EXERCISE: Return every entry in full, with no alterations.

───── RECORDS SHOWN ─────

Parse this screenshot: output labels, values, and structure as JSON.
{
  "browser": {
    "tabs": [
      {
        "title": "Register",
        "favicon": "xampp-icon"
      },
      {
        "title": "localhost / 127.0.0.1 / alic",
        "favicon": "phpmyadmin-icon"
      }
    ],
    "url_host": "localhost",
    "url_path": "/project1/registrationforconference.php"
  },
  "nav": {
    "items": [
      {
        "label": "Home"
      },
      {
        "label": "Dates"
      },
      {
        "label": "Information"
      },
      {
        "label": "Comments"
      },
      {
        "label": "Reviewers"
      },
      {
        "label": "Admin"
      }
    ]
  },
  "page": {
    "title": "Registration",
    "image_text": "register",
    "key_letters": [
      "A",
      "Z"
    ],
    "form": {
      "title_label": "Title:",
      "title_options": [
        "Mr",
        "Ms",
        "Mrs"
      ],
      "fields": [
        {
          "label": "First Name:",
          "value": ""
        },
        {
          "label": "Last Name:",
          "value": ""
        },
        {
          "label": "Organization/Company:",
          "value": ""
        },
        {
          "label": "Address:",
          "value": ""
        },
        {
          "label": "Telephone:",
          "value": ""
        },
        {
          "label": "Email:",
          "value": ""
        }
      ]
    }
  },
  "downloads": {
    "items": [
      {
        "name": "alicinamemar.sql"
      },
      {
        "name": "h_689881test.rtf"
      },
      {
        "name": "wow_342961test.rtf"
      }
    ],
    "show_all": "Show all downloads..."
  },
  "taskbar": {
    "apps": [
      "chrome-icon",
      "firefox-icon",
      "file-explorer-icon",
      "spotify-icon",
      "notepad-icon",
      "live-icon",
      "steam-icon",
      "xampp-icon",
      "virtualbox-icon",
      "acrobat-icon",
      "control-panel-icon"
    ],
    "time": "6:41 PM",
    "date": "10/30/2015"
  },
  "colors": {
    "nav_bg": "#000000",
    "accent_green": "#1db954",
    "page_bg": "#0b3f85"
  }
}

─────

RESPONSE FOR THIS EXERCISE:
Parse this screenshot: output labels, values, and structure as JSON.
{
  "browser": {
    "tabs": [
      {
        "title": "Register",
        "favicon": "xampp-icon"
      },
      {
        "title": "localhost / 127.0.0.1 / alic",
        "favicon": "phpmyadmin-icon"
      }
    ],
    "url_host": "localhost",
    "url_path": "/project1/registrationforconference.php"
  },
  "nav": {
    "items": [
      {
        "label": "Home"
      },
      {
        "label": "Dates"
      },
      {
        "label": "Information"
      },
      {
        "label": "Comments"
      },
      {
        "label": "Reviewers"
      },
      {
        "label": "Admin"
      }
    ]
  },
  "page": {
    "title": "Registration",
    "image_text": "register",
    "key_letters": [
      "A",
      "Z"
    ],
    "form": {
      "title_label": "Title:",
      "title_options": [
        "Mr",
        "Ms",
        "Mrs"
      ],
      "fields": [
        {
          "label": "First Name:",
          "value": ""
        },
        {
          "label": "Last Name:",
          "value": ""
        },
        {
          "label": "Organization/Company:",
          "value": ""
        },
        {
          "label": "Address:",
          "value": ""
        },
        {
          "label": "Telephone:",
          "value": ""
        },
        {
          "label": "Email:",
          "value": ""
        }
      ]
    }
  },
  "downloads": {
    "items": [
      {
        "name": "alicinamemar.sql"
      },
      {
        "name": "h_689881test.rtf"
      },
      {
        "name": "wow_342961test.rtf"
      }
    ],
    "show_all": "Show all downloads..."
  },
  "taskbar": {
    "apps": [
      "chrome-icon",
      "firefox-icon",
      "file-explorer-icon",
      "spotify-icon",
      "notepad-icon",
      "live-icon",
      "steam-icon",
      "xampp-icon",
      "virtualbox-icon",
      "acrobat-icon",
      "control-panel-icon"
    ],
    "time": "6:41 PM",
    "date": "10/30/2015"
  },
  "colors": {
    "nav_bg": "#000000",
    "accent_green": "#1db954",
    "page_bg": "#0b3f85"
  }
}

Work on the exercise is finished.